- the ability to enter into enforceable undertakings where there has been an alleged breach of the Mining Act 1992 (NSW) or Petroleum Onshore Act 1991 (NSW), similar to other NSW legislation including the Protection of the Environment Operations Act 1997 (NSW).
Mining and Petroleum Legislation Amendment (Land Access Arbitration) Act 2015 (NSW) (Land Access Act)
The Land Access Act gives effect to the recommendations made by Bret Walker SC in his review of the existing access arrangement negotiation and arbitration process. The reforms will result in:
- a more streamlined processes for carrying out seismic surveys
- a requirement for parties to undergo mediation prior to arbitration
- the ability for both parties to be legally represented during mediation and arbitration
- a requirement for the title holder to pay the landholder’s reasonable legal costs of the negotiation (leading up to mediation/arbitration) and the mediation and arbitration up to a specified fee cap, which is yet to be published. We understand that the Department has commissioned an independent review of the reasonable costs caps and has indicated that the costs cap provisions will not be ‘turned on’ until early 2016
- an express obligation on both title holders and landholders to negotiate an access arrangement in good faith. If a landholder acts unreasonably and fails to negotiate in good faith there is a possibility that their costs will not be covered by the title holder during mediation, arbitration and Land and Environment Court proceedings

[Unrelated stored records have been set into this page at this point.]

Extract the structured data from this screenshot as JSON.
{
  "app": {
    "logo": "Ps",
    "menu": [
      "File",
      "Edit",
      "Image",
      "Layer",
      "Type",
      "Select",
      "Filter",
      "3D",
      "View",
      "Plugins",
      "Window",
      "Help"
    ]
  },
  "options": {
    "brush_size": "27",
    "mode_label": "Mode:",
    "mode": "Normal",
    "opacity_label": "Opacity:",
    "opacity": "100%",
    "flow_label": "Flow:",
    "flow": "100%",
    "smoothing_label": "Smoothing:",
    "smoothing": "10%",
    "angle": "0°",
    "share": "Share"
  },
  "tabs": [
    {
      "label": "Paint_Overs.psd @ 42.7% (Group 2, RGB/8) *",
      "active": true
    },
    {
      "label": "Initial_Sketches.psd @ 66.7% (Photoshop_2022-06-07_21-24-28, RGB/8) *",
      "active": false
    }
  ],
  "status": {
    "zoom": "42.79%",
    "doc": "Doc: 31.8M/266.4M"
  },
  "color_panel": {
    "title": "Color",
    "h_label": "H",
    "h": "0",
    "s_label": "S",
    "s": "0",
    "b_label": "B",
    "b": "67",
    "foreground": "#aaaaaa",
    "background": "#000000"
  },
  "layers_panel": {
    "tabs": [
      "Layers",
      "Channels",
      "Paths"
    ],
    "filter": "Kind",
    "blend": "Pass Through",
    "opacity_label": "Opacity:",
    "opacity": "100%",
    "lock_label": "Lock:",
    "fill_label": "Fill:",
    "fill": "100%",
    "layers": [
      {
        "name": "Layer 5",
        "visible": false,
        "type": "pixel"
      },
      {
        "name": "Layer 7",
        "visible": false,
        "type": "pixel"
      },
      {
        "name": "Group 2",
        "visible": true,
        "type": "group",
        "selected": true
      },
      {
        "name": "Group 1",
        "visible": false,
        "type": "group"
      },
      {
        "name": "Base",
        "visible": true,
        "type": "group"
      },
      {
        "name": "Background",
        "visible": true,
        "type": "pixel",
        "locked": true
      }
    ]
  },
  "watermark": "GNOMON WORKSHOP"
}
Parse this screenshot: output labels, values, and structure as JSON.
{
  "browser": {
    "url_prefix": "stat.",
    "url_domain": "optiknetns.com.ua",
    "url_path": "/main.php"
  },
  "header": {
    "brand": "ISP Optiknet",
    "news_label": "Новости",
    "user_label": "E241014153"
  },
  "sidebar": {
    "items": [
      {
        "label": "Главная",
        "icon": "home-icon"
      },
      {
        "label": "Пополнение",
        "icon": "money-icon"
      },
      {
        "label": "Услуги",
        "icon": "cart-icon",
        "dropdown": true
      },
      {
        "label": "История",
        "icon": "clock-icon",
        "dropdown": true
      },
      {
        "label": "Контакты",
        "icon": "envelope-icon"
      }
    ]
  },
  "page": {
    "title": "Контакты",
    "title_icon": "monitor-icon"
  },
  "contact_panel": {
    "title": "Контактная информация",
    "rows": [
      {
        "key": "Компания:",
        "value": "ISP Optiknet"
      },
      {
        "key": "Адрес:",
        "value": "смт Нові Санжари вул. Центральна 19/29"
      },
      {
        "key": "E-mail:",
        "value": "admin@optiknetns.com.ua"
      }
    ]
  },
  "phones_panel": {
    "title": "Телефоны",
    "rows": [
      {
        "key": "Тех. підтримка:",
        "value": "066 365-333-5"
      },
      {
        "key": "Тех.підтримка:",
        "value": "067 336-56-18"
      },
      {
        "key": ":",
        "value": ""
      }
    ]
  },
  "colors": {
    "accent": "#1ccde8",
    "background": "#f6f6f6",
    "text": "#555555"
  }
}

- a structured and rigorous selection process for the appointment of members to the formal Arbitration Panel by the Minister
- an access code being prescribed for the purposes of the Mining Act and Petroleum Act which may include mandatory provisions and non-binding guidelines about how a title holder can carry out activities on the land. We understand that the current intention of the Department is that an access code with mandatory provisions will not apply to coal (at least in the short term), however an access code may be prescribed for petroleum,, and
- material changes to the definition of ‘significant improvement’ under the Mining Act.
Protection of the Environment Operations Amendment (Enforcement of Gas and Other Petroleum Legislation) Act 2015 (NSW) (POEO Enforcement Act)
The POEO Enforcement Act introduces changes to Petroleum Act 1991 (NSW), Water Management Act 2000 (NSW), Water Act 1912 (NSW) and the Environment Planning and Assessment Act 1979 (NSW) making the NSW Environment Protection Authority (EPA) the lead regulator for certain breaches of the relevant Acts relating to petroleum activities.
The POEO Enforcement Act gives the EPA responsibility for investigating and instituting proceedings for offences against relevant Acts in relation to the carrying out of petroleum activities that are authorised, or required to be authorised, by certain licences, leases, developmental consents, approvals and other authorities.
Work Health and Safety (Mines and Petroleum) Legislation Amendment (Harmonisation) Act 2015 (NSW) (WHS Harmonisation Act)
The WHS Harmonisation Act will align the WHS laws for mining and petroleum operations to provide a consistent approach across both industries.
The new Acts contain some significant changes for the mining industry, particularly relating to the allocation of prospecting titles, access negotiation and arbitration procedures and the variation of mining titles. Many aspects of the Acts are intended to provide broad overarching powers to the Minister, with much of the detail to be contained in Ministerial orders, regulations, guidelines or codes. Industry should monitor the release of these further documents closely over the coming months.
If you would like to attend our breakfast seminar on 17 February 2016 in relation to these reforms, please email or contact Andrew Hamilton on +61 2 4914 6908 or email@example.com
Focus covers legal and technical issues in a general way. It is not designed to express opinions on specific cases. Focus is intended for information purposes only and should not be regarded as legal advice. Further advice should be obtained before taking action on any issue dealt with in this publication.